Mr. Holder, who was once a Superior Court judge in Washington, D.C., has offered more federal money and training to support public defenders. But only state and local governments can make significant changes. The court filing on Thursday is part of a nascent Justice Department effort to piggyback on state lawsuits that aim to force those changes.
“It would be a revolution in how the public-defense system is operated,” Corey Stoughton, the lead lawyer on the case for the New York Civil Liberties Union, said. “The state thinks that the responsibility belongs to the county governments. But the counties don’t have the tax base or the political will.”
The Sixth Amendment guarantees the right to legal representation, but it was the landmark 1963 Supreme Court case Gideon v. Wainwright that forced states to provide defense lawyers to poor people charged with serious crimes. Two years later, New York created a public-defense system run by the counties, not the state.
In 2006, a commission appointed by the state’s chief judge, Judith S. Kaye, found that the patchwork system provided “an unconstitutional level” of legal defense, “based on no factor other than geography.” Civil rights lawyers filed the New York class-action lawsuit the following year.
The New York public-defender system has been “abusing low- and middle-class people in this system since 1965,” said Jonathan E. Gradess, the executive director of the New York State Defenders Association, who said he expected to testify at trial. “It’s broken. It’s just terrible. We’re just damaging people every single day.”

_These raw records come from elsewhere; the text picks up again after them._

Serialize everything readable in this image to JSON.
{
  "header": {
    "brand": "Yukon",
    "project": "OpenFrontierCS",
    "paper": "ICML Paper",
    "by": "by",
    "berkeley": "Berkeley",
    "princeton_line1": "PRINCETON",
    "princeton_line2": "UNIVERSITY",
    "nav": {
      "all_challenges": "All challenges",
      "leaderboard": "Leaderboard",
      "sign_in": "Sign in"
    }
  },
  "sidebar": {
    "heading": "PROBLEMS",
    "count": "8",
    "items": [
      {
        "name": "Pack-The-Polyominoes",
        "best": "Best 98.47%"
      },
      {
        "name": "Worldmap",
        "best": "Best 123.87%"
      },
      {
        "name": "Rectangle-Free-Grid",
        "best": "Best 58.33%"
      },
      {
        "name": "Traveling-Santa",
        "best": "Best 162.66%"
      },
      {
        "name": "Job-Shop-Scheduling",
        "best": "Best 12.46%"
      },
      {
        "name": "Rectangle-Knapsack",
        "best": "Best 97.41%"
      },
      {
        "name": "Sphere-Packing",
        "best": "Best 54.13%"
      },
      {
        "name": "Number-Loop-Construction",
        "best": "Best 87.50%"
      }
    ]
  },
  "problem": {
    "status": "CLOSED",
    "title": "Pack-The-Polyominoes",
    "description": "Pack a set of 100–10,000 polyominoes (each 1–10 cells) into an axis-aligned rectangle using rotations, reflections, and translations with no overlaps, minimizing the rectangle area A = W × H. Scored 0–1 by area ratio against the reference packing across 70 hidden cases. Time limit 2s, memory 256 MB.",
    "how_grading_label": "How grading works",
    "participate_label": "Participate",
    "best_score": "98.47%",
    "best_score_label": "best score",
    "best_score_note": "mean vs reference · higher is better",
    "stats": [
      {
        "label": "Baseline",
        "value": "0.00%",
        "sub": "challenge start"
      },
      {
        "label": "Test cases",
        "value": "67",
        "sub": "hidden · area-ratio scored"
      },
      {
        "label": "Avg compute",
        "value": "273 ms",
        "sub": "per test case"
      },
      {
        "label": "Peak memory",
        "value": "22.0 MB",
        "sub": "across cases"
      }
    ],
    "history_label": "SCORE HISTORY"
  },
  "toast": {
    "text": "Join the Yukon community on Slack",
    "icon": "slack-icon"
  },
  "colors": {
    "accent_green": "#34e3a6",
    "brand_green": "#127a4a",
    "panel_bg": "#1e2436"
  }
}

But Attorney General Eric T. Schneiderman of New York, the lead lawyer defending the state against the lawsuit, has argued in court documents that the plaintiffs in the lawsuit offer no proof that their rights were violated. Even if lawyers provided inadequate representation in some cases, Mr. Schneiderman said, that does not prove a systemic problem.
“Plaintiffs do not have a case,” Mr. Schneiderman wrote last year. “Their theories, as laudably intended as they may be, are just that — theories.”
In its filing, the Justice Department urges Justice Gerald W. Connolly, who is overseeing the case, to review the system as a whole, not individual cases, arguing that the right to a competent lawyer is central to American justice. “This right is so fundamental to the operation of the criminal justice system that its diminishment erodes the principles of liberty and justice that underpin all of our civil rights in criminal proceedings,” wrote Molly J. Moran, the Justice Department’s top civil rights prosecutor.
Civil rights lawyers said public-defender offices in New York received so little money that they were chronically understaffed. A public defender could handle hundreds of cases per year, in some instances hundreds at any one time.
In Suffolk County, where the Legal Aid Society takes on over 25,000 criminal cases a year, the agency’s five investigators lacked sufficient training and spent most of their time on administrative duties, the suit said.
In 2011, the state created the Office of Indigent Legal Services to help improve legal defense for the poor, but part of its budget has been transferred elsewhere. Several county leaders have called for the state to take over the public-defender system, but that would mean creating a costly new structure from scratch.
“This is a problem that’s going to require a substantial investment in reform,” said Ms. Stoughton, the civil rights lawyer.
Mr. Gradess said that, decades ago, he believed a county-based defense system could work, with the right structure and enough money. But he soon changed his mind. “It’s a really primitive system,” he said.
Last year, at a ceremony marking the 50th anniversary of the Gideon ruling, Mr. Holder told Justice Department colleagues that ensuring equal access to lawyers was “our solemn responsibility and our moral calling.”